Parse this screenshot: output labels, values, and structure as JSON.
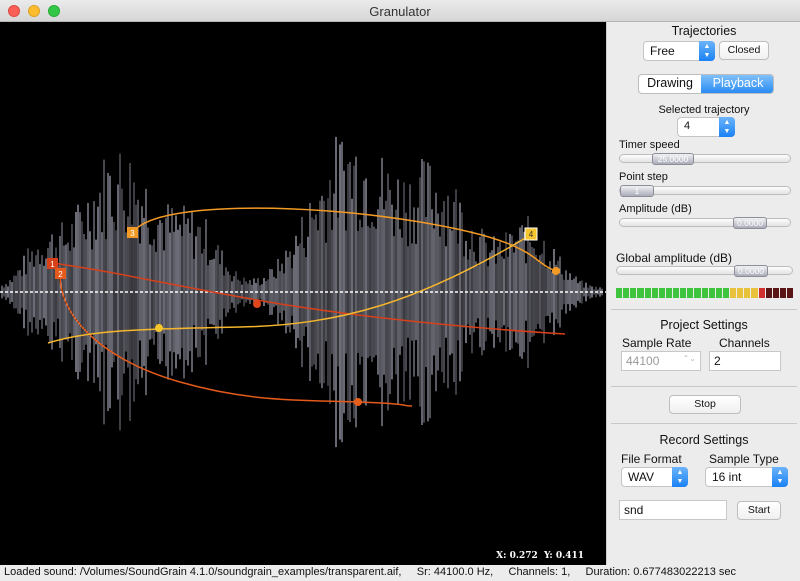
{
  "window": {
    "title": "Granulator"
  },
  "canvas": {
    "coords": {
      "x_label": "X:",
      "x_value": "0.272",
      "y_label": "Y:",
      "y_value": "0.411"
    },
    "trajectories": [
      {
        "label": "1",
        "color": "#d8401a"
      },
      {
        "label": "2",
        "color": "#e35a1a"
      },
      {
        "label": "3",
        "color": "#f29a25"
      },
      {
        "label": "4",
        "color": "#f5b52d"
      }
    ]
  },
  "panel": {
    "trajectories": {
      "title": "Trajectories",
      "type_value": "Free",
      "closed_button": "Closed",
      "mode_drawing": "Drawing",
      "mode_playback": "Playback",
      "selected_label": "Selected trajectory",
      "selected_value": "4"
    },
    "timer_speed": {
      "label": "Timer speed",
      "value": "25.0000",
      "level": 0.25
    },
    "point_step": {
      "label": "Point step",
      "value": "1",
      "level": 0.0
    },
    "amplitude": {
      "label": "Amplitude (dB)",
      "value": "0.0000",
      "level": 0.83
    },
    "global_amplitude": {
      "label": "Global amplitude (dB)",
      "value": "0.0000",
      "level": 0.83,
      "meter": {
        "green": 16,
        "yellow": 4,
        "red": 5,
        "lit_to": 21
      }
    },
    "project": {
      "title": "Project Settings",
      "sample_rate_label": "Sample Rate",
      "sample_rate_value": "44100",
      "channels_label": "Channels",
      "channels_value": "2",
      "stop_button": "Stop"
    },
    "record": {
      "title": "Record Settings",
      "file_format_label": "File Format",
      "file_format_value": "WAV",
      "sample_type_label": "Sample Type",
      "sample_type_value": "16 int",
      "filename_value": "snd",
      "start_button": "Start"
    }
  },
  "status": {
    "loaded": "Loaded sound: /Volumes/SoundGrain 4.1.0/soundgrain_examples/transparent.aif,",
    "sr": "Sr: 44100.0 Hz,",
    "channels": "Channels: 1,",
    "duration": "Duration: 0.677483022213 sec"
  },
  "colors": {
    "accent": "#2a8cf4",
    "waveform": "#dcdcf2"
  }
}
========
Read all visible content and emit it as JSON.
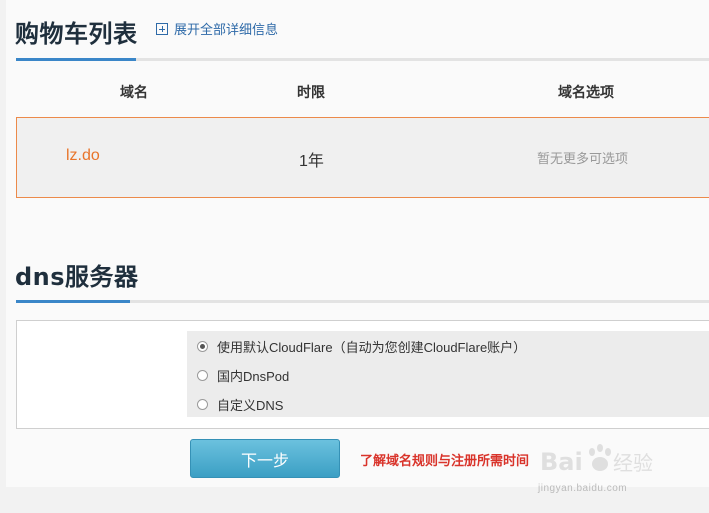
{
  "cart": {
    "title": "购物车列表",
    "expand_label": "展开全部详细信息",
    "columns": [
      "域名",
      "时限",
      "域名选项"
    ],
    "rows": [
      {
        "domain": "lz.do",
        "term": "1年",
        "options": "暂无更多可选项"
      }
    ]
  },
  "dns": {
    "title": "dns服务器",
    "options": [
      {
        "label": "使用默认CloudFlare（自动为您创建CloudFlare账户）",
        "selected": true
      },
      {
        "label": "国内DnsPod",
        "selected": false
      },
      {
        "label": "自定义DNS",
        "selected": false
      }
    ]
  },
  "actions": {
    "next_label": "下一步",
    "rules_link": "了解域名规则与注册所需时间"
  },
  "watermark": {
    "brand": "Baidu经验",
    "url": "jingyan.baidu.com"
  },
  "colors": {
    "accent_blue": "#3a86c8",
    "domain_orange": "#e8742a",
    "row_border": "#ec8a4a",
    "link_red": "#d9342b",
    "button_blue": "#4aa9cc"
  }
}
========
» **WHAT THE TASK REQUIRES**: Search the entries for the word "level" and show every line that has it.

» **RESPONSE TO THE EXERCISE**:
      "level": 0.25
      "level": 0.0
      "level": 0.83
      "level": 0.83,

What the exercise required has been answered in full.